- Donini LM, Marsili D, Graziani MP, Imbriale M, Cannella C: Orthorexia nervosa: validation of a diagnosis questionnaire. Eat Weight Disord. 2005, 10: 28-32. 10.1007/BF03327537.View ArticleGoogle Scholar
- Arusoğlu G, Kabakçi E, Köksal G, Merdol TK: [Orthorexia nervosa and adaptation of ORTO-11 into Turkish]. Turk Psikiyatri Derg. 2008, 19: 283-291.PubMedGoogle Scholar
- Cartwright MM: Eating disorder emergencies: understanding the medical complexities of the hospitalized eating disordered patient. Crit Care Nurs Clin North Am. 2004, 16: 515-530. 10.1016/j.ccell.2004.07.002.View ArticlePubMedGoogle Scholar
- Zamora CML, Bote Bonaechea B, García Sánchez F, Ríos Rial B: [Orthorexia nervosa. A new eating behavior disorder?]. Actas Esp Psiquiatr. 2005, 1: 66-68.Google Scholar
- Butcher JN, Dahlstrom WG, Graham JR, Tellegen A, Kaemmer B: The Minnesota multiphasic personality inventory-2 (MMPI-2): manual for administration and scoring. 1989, Minneapolis, MN: University of Minnesota PressGoogle Scholar
- Skerrett PJ, Willett WC: Essentials of healthy eating: a guide. J Midwifery Womens Health. 2010, 55 (6): 492-501. 10.1016/j.jmwh.2010.06.019.View ArticlePubMedPubMed CentralGoogle Scholar
- Hofstede G: Culture’s consequences: comparing values, behaviors, institutions and organizations across nations. 2001, Thousand Oaks, CA: SageGoogle Scholar
- Bağci Bosi AT, Camur D, Güler C: Prevalence of orthorexia nervosa in resident medical doctors in the faculty of medicine (Ankara, Turkey). Appetite. 2007, 49: 661-666. 10.1016/j.appet.2007.04.007.View ArticlePubMedGoogle Scholar
- Aksoydan E, Comci N: Prevalence of orthorexia nervosa among Turkish performance artists. Eat Weight Disord. 2009, 14 (1): 33-37. 10.1007/BF03327792.View ArticlePubMedGoogle Scholar
- Fidan T, Ertekin V, Işikay S, Kirpinar I: Prevalence of orthorexia among medical students in Erzurum, Turkey. Compr Psych. 2010, 51: 49-54. 10.1016/j.comppsych.2009.03.001.View ArticleGoogle Scholar

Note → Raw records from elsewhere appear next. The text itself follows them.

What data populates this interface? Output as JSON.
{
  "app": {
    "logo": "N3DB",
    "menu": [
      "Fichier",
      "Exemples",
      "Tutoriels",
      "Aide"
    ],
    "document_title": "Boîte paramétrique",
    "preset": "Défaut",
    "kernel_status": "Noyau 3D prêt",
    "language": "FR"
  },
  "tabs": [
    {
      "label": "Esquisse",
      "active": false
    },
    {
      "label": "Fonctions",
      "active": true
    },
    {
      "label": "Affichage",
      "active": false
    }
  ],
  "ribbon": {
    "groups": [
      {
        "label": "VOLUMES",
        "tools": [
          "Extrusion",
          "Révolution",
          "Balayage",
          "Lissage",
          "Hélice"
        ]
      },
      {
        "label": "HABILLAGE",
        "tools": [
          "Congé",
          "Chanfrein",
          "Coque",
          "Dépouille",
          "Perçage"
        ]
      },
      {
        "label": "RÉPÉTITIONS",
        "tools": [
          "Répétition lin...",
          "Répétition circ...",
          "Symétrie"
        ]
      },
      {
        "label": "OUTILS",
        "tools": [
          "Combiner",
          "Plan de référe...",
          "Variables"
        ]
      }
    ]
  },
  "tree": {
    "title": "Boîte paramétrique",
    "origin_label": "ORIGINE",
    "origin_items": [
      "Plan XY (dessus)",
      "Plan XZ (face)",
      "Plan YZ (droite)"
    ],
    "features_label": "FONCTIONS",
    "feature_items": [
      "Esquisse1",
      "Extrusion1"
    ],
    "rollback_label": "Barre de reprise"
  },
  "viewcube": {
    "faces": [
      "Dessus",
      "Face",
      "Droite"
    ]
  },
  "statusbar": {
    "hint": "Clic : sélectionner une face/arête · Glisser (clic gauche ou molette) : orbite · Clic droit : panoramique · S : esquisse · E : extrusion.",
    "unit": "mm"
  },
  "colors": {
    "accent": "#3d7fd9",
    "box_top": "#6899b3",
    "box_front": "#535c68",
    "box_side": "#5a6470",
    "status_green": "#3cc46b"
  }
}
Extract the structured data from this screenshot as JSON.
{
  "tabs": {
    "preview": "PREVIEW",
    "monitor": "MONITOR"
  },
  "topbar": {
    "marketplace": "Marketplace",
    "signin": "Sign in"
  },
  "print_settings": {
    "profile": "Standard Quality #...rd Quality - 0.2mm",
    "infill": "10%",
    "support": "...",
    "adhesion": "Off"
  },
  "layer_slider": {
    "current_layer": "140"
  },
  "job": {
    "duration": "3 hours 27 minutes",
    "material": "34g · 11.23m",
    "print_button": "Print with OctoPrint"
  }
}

- Ramacciotti CE, Perrone P, Burgalassi A, Conversano C, Massimetti G, Dell’Osso L: Orthorexia nervosa in the general population: a preliminary screening using a self-administered questionnaire (ORTO-15). Eat Weight Disord. 2011, 16: 127-130.View ArticleGoogle Scholar
- Kinzl JF, Hauer K, Traweger C, Kiefer I: Orthorexia nervosa. Eine häufige Essstörung bei Diätassistentinnen?. Ernahrungs-Umschau. 2005, 11: 436-439.Google Scholar
- Kinzl JF, Hauer K, Traweger CH, Kiefer I: Orthorexia nervosa in dieticians. Psychother Psychosom. 2006, 75: 395-396. 10.1159/000095447.View ArticlePubMedGoogle Scholar
- Korinth A, Schiess S, Westenhoefer J: Eating behaviour and eating disorders in students of nutrition sciences. Public Health Nutr. 2010, 13: 32-37. 10.1017/S1368980009005709. Az űrlap tetejeView ArticlePubMedGoogle Scholar
- Donini LM, Marsili D, Graziani MP, Imbriale M, Cannella C: Orthorexia nervosa: a preliminary study with a proposal for diagnosis and an attempt to measure the dimension of the phenomenon. Eat Weight Disord. 2004, 9 (2): 151-157. 10.1007/BF03325060.View ArticlePubMedGoogle Scholar
- Varga M, Dukay-Szabó S, Túry F, van Furth EF: Evidence and gaps in the literature on orthorexia nervosa. Eat Weight Disord. 2013, 18: 103-111. 10.1007/s40519-013-0026-y.View ArticlePubMedGoogle Scholar
- The pre-publication history for this paper can be accessed here:http://0-www.biomedcentral.com.brum.beds.ac.uk/1471-244X/14/59/prepub
This article is published under license to BioMed Central Ltd. This is an Open Access article distributed under the terms of the Creative Commons Attribution License (http://creativecommons.org/licenses/by/2.0), which permits unrestricted use, distribution, and reproduction in any medium, provided the original work is properly credited. The Creative Commons Public Domain Dedication waiver (http://creativecommons.org/publicdomain/zero/1.0/) applies to the data made available in this article, unless otherwise stated.